Like so many things though, a better understanding of guacamole can make it whole lot less scary. There's nothing icky in there; just vegetables! Unlike homemade cheese or- shudder- mayonnaise, which could so easily go so horribly, horribly wrong, there just isn't a way to mess up guacamole. It might end up too spicy or tangy for your personal taste, but it's never going to be unrecognizably different from what you originally had in mind. And- if you make it yourself, you know what's in there, and more importantly what's not in there. Sweeteners, preservatives, artificial coloring, the spit of an angry restaurant worker: those are the real enemies, not the slightly soapy texture of a nice, ripe, healthy avocado.

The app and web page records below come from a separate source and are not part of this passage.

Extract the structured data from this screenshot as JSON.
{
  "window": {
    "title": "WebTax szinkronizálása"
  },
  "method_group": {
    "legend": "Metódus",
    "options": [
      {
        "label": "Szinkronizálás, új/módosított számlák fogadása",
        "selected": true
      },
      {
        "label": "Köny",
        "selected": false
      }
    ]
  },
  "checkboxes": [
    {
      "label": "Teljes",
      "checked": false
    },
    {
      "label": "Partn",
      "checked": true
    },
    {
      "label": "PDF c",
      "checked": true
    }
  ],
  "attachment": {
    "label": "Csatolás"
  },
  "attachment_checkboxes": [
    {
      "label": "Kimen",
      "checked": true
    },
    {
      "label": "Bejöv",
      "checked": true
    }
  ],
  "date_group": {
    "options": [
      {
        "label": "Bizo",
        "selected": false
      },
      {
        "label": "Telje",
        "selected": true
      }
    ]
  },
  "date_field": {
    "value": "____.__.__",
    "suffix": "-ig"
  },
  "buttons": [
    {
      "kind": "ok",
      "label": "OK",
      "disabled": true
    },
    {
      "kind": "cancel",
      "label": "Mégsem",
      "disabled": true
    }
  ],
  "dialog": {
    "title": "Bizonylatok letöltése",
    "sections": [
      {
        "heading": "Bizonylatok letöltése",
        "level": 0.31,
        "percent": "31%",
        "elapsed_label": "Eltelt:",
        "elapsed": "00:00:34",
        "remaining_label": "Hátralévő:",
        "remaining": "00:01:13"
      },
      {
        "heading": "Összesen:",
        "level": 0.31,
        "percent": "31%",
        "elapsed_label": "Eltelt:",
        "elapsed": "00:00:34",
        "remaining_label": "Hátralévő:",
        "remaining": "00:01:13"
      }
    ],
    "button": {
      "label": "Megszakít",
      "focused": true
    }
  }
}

You don't need a recipe to make great guacamole every time, just a small list of ingredients and a working knowledge of your own preferences for the proportions of these things. While it isn't going to keep for very long, it's easy enough to whip up in small batches that will get used right away.
- Ripe avocados (there are 2 used in the guacamole in the picture, for an idea of how much it yields)
- About 1 medium-sized red onion for every 4 avocados
- About 1 medium-sized, ripe tomato for every 2 avocados (Get a tomato that's high in acid, since that's a great complement to the texture of the avocado.)
- A clove or two of garlic, optional
- Salt, black pepper, hot pepper, and/or other spices, depending on what you're into
- Freshly squeezed lime juice
- Chop up your tomatoes, onions, and garlic, and set them aside.
- If you don't know how to chop up an avocado, here's the easiest way I've found: Cut it in half lengthwise and remove the pit. The ones in the picture were almost overripe, and so the pit came out very easily. With a less ripe avocado, the pit will still be clinging to the meat. In this case, swing a large knife into the center of the pit and twist 90 degrees, then pull the knife back out, and the avocado pit should come with it.
- Next, take your knife and make a patchwork of cuts about 1/4 inch square all the way to the skin like so:
- Now push on the part of the skin the sticks out the most in order to flip the avocado half inside out. Scrape the meat into a bowl.
- Now all that's left to do is put the rest of your ingredients in the bowl on top of the diced avocado and mix it all together for some fresh guacamole that's ready to go on chips, tacos, or even a sandwich.